A new steel price spike has been the cause of prices rising early in 2011 on top of the jump that happened last summer. ONS figures show that fabricated steel prices have risen by 27.5% over the year to February and reinforcement prices by 23.7% over the same period. The causes behind the latest rise in prices were examined in some detail in a previous article in Building (Specialist Costs: Steel and Concrete, 18 March, page 50) but were largely due to a simultaneous rise in the price of iron ore, coking coal and scrap, the principal ingredients in the manufacture of steel. This caused Tata to raise its prices for structural steel sections by £50 a tonne in January, followed by a further £95 a tonne in March, a rise of about 17% on basis prices.

The pressure on steel raw materials prices has now subdued. The Australian floods in January caused a sharp rise in the price of coking coal as the world’s principal supply was disrupted. Contract prices for the April to June quarter have been settled at about $330/t (£229), 45% higher than in the first quarter but spot prices are now falling. Supply disruption caused by the floods is expected to last until June but then coal prices are expected to return to a pre-flood level of about $225-250/t (£156-173). Iron ore prices rose steadily by about 50% from the middle of 2010 until mid-February, resulting in record contract prices being established for second quarter deliveries. Part of the rise in iron ore prices had arisen because of India’s banning of exports from Karnataka province, which has now been lifted. Spot iron ore prices fell quite sharply between mid-February and mid-March. The Japanese earthquake and tsunami has hit steel production in Japan, the world’s second largest steel producer after China, reducing demand for both coking coal and iron ore. In the medium term, however, demand should rise as reconstruction commences. Iron ore prices are now rising again as Chinese steel mills begin replenishing stockpiles, in part in anticipation of increased steel exports to Japan.

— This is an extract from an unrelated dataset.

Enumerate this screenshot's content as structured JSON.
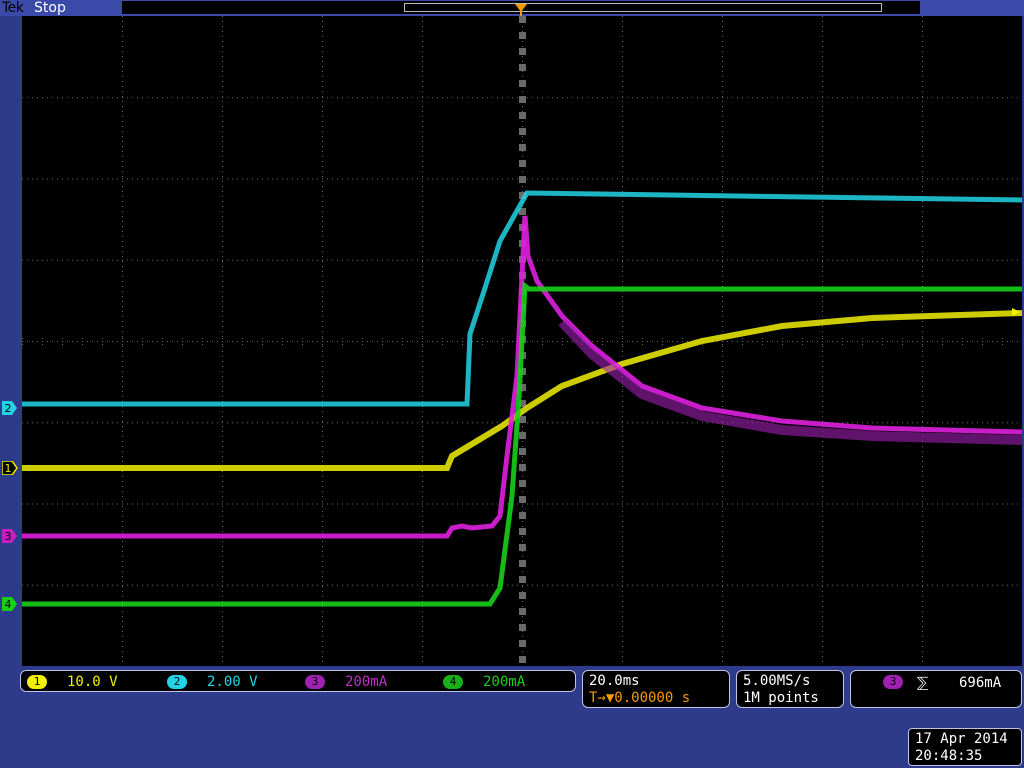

Although European steel prices rose 20% in the first six weeks of 2011 in response to the raw material price increases, subdued demand has meant that prices have remained steady for the last two months. Steel prices are currently trending lower on the London Metal Exchange and cash and futures prices fell 6% in the first week of April but 15-month prices remain 14% higher than current cash prices.